### DATA FOR REVIEW ###

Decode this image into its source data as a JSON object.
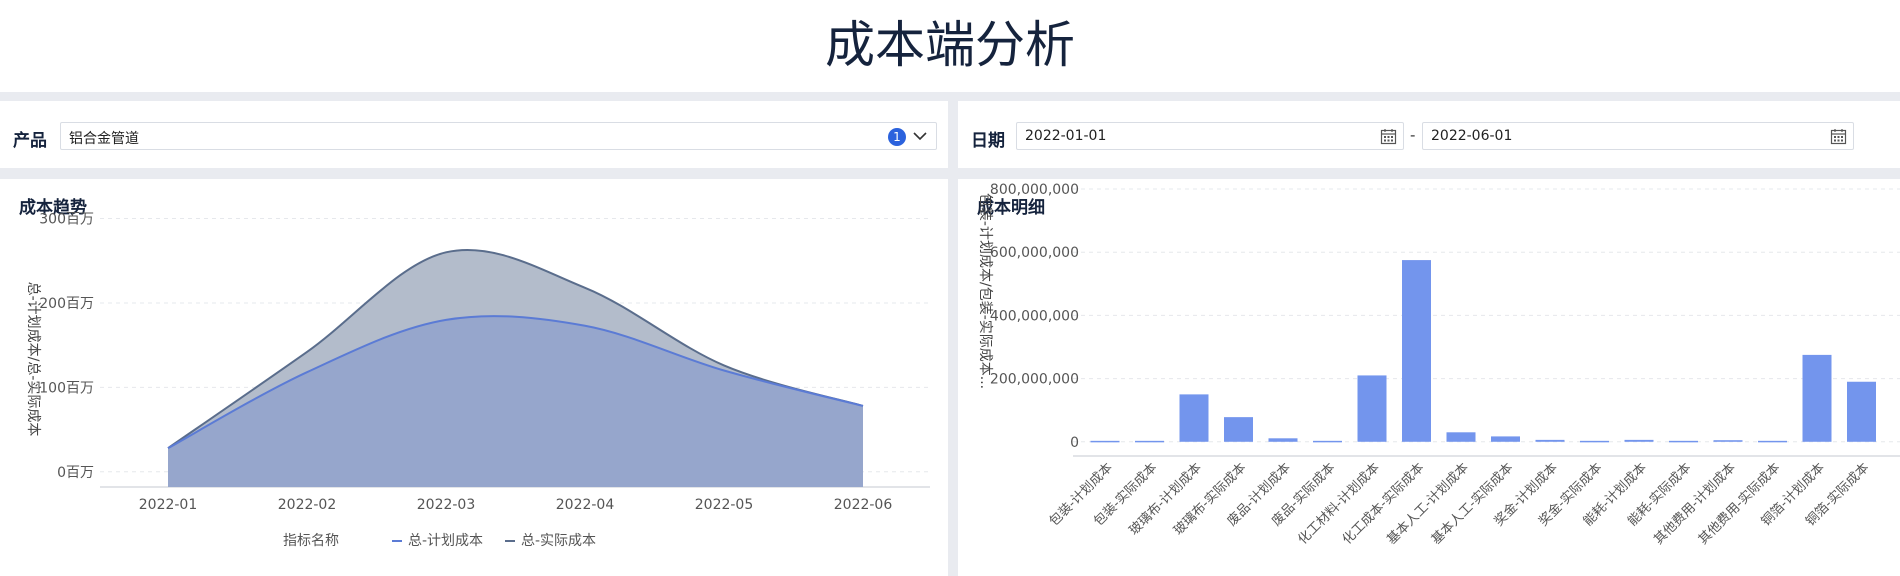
{
  "header": {
    "title": "成本端分析"
  },
  "filters": {
    "product_label": "产品",
    "product_value": "铝合金管道",
    "product_count": "1",
    "date_label": "日期",
    "date_start": "2022-01-01",
    "date_separator": "-",
    "date_end": "2022-06-01"
  },
  "trend": {
    "title": "成本趋势",
    "ylabel": "总-计划成本/总-实际成本",
    "legend_title": "指标名称",
    "chart_data": {
      "type": "area",
      "x": [
        "2022-01",
        "2022-02",
        "2022-03",
        "2022-04",
        "2022-05",
        "2022-06"
      ],
      "yticks": [
        0,
        100,
        200,
        300
      ],
      "ytick_labels": [
        "0百万",
        "100百万",
        "200百万",
        "300百万"
      ],
      "ylim": [
        -18,
        335
      ],
      "series": [
        {
          "name": "总-计划成本",
          "values": [
            28,
            118,
            180,
            173,
            120,
            78
          ],
          "color": "#5b7bd5"
        },
        {
          "name": "总-实际成本",
          "values": [
            28,
            142,
            260,
            218,
            126,
            78
          ],
          "color": "#5a6d8c"
        }
      ]
    }
  },
  "detail": {
    "title": "成本明细",
    "ylabel": "包装-计划成本/包装-实际成本...",
    "chart_data": {
      "type": "bar",
      "categories": [
        "包装-计划成本",
        "包装-实际成本",
        "玻璃布-计划成本",
        "玻璃布-实际成本",
        "废品-计划成本",
        "废品-实际成本",
        "化工材料-计划成本",
        "化工成本-实际成本",
        "基本人工-计划成本",
        "基本人工-实际成本",
        "奖金-计划成本",
        "奖金-实际成本",
        "能耗-计划成本",
        "能耗-实际成本",
        "其他费用-计划成本",
        "其他费用-实际成本",
        "铜箔-计划成本",
        "铜箔-实际成本"
      ],
      "values": [
        3000000,
        3000000,
        150000000,
        78000000,
        11000000,
        3000000,
        210000000,
        575000000,
        30000000,
        17000000,
        6000000,
        3000000,
        6000000,
        3000000,
        5000000,
        3000000,
        275000000,
        190000000
      ],
      "yticks": [
        0,
        200000000,
        400000000,
        600000000,
        800000000
      ],
      "ytick_labels": [
        "0",
        "200,000,000",
        "400,000,000",
        "600,000,000",
        "800,000,000"
      ],
      "ylim": [
        -45000000,
        800000000
      ],
      "color": "#7395ed"
    }
  }
}
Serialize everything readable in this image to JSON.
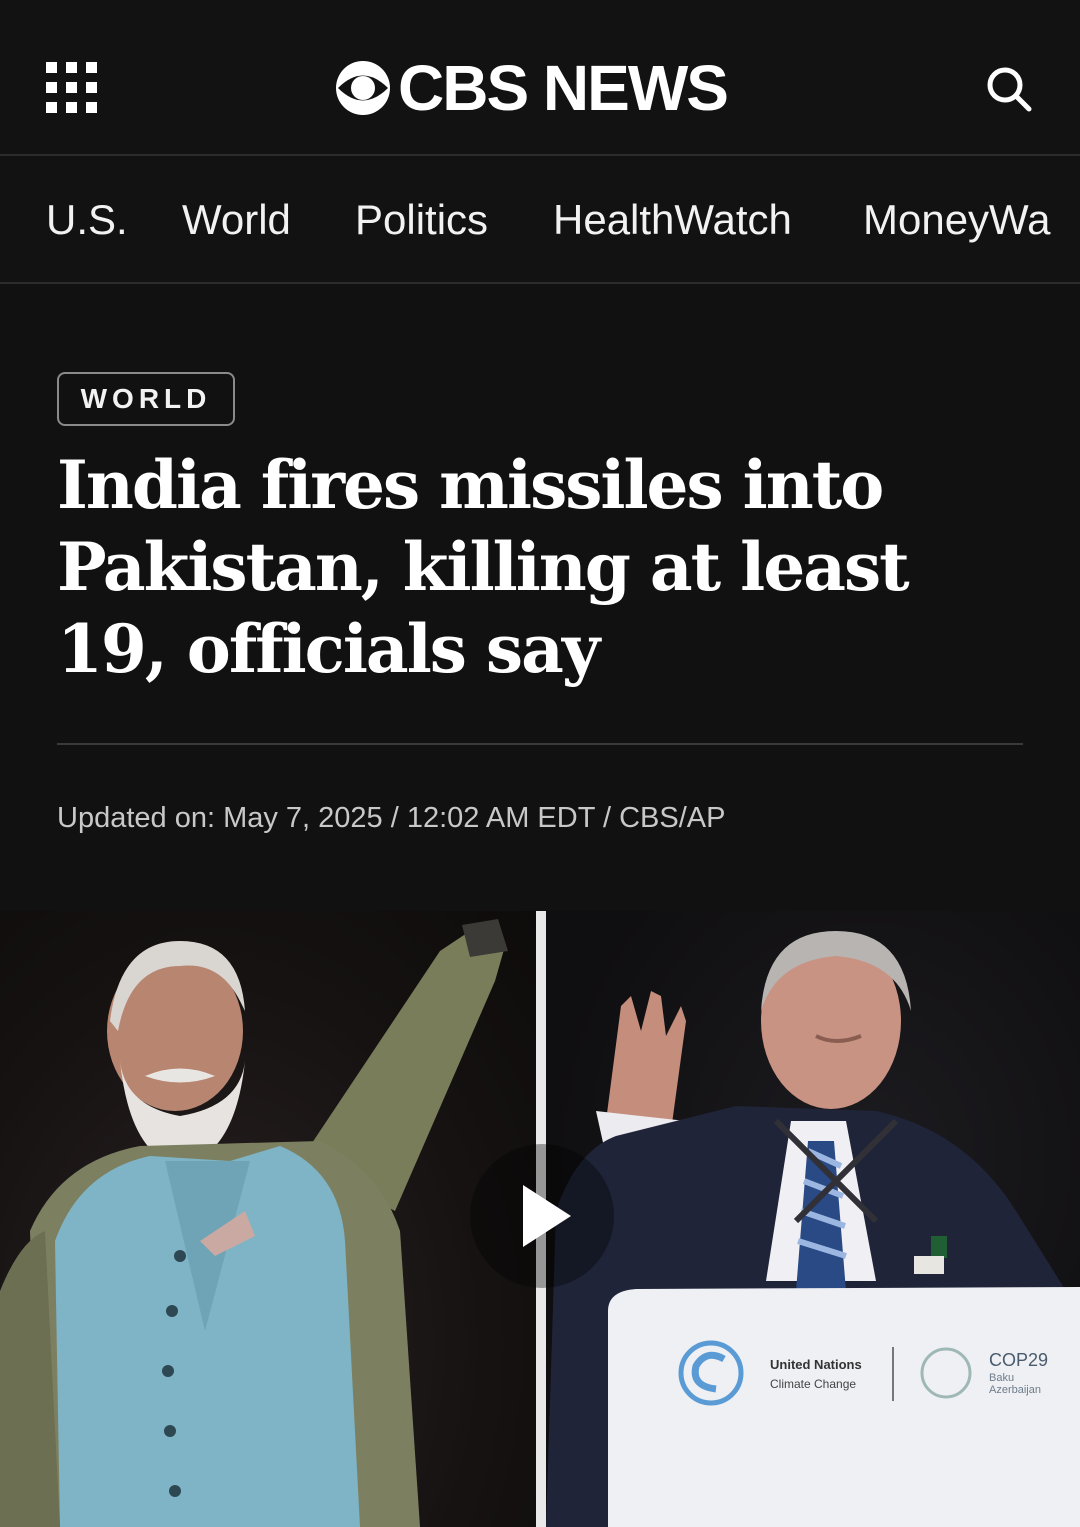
{
  "header": {
    "brand": "CBS NEWS",
    "menu_icon": "grid-menu-icon",
    "search_icon": "search-icon"
  },
  "nav": {
    "items": [
      "U.S.",
      "World",
      "Politics",
      "HealthWatch",
      "MoneyWa"
    ]
  },
  "article": {
    "section_badge": "WORLD",
    "headline": "India fires missiles into Pakistan, killing at least 19, officials say",
    "meta": "Updated on: May 7, 2025 / 12:02 AM EDT / CBS/AP"
  },
  "media": {
    "play_icon": "play-icon",
    "podium_org": "United Nations",
    "podium_org_sub": "Climate Change",
    "podium_event": "COP29",
    "podium_event_city": "Baku",
    "podium_event_country": "Azerbaijan"
  },
  "colors": {
    "background": "#111112",
    "text": "#ffffff",
    "muted_text": "#c8c8c8",
    "divider": "#2c2c2c"
  }
}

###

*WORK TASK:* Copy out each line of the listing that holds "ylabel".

*SOLUTION TO THIS EXERCISE:*
    "ylabel": "总-计划成本/总-实际成本",
    "ylabel": "包装-计划成本/包装-实际成本...",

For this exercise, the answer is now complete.